Remember, while the benefit of moving into a colocation site is to reduce your infrastructure capital costs and maintenance responsibilities, it requires that you understand that it does significantly change your existing operational model. You will not be able to just step out of your office and walk down the hall into your own data center. Keep in mind that you can no longer just re-boot that problematic server that usually hangs once or twice a week just by opening the rack door and hitting the power button.
If this is your first experience with a colo, consider practicing in your own data center first. See what you need to do and what equipment and software you may need to install to "remotely" manage your own data center while it still only down the hall. Once completely understand all the simple tasks that you or your staff do (and take for granted) because your IT equipment is in the next room, you will be better prepared to move into a colo environment. If you are not fully experienced at migrating and operating in a hands-off remote management environment, you may want to consider engaging a consultant to help you evaluate what is required. This would guide and assist you in analyzing the true scope of work and the projected total costs (in both capital investment and for any recurring support costs). They should also be able to help you evaluate the different colo vendor offerings and contracts. Ultimately, if you so choose, the consultant may also provide project management assistance and contingency planning and support during your transition to the new site.
The entire colo market is going through a period of huge growth and the larger players are acquiring smaller operators or merging to gain footprint or market share. You should also consider the size of your organization and its requirements as well as your potential importance to the provider as a customer. Get to know who you will be dealing with on a regular basis, not just the "account executive" that you may never see again once you sign the contract. Will you be a significant customer to a smaller colo and hopefully get great customer service (assuming, of course, that they have the resources) or will you just be a small fish with two cabinets in a large 50,000-square-foot "pond"?
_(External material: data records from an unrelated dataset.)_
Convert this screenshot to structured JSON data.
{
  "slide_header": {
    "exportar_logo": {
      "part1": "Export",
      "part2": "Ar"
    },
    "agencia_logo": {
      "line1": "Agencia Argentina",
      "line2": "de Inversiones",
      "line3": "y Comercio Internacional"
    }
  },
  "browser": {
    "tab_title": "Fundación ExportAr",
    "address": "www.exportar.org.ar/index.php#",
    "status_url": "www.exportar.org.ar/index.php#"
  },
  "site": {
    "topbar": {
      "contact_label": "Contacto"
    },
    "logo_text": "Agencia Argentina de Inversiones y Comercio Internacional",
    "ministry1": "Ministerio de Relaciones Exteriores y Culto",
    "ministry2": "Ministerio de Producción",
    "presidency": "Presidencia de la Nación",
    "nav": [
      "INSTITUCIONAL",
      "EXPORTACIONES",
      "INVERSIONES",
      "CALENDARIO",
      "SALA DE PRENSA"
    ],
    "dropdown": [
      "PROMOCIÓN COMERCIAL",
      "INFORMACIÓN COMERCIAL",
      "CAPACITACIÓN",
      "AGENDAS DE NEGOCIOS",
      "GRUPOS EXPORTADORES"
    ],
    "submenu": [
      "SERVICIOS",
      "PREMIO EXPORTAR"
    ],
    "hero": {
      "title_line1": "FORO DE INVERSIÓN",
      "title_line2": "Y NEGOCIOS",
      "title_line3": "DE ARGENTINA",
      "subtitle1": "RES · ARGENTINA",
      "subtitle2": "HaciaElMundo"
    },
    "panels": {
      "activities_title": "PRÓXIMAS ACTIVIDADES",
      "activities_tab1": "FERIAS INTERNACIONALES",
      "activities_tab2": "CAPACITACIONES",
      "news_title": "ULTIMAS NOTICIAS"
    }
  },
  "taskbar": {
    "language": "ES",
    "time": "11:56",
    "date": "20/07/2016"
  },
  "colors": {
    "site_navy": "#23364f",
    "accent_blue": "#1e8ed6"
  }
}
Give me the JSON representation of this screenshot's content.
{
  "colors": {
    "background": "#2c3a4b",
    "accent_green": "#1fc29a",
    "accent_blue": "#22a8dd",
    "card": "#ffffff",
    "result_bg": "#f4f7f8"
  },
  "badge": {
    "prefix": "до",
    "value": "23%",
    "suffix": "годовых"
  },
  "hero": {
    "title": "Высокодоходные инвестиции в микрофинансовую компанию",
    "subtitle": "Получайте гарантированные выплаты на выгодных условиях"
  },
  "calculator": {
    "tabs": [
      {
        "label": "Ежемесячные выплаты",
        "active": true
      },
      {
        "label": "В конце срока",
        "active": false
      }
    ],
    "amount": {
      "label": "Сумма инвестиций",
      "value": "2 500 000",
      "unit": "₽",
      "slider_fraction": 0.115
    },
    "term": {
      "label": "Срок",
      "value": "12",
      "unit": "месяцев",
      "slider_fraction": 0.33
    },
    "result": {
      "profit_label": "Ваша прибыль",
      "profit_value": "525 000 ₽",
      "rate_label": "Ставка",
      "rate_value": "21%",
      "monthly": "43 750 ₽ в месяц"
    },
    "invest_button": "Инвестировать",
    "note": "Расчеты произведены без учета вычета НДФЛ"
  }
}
A final thought: Moving your organization's computing systems into a colo environment is like getting married. Shopping for a colo is like looking for a mail-order bride -- there is no real dating period. Once you make your final selection you are instantly wed (sans honeymoon) and immediately move in a new house (at least for the length of the contract). And just as they say at the altar, it is "for better or for worse," so choose your partner carefully.
About the author:
Julius Neudorfer has been CTO and a founding principal of NAAT since its inception in 1987. He has designed and managed communications and data systems projects for both commercial clients and government customers.
This was first published in May 2010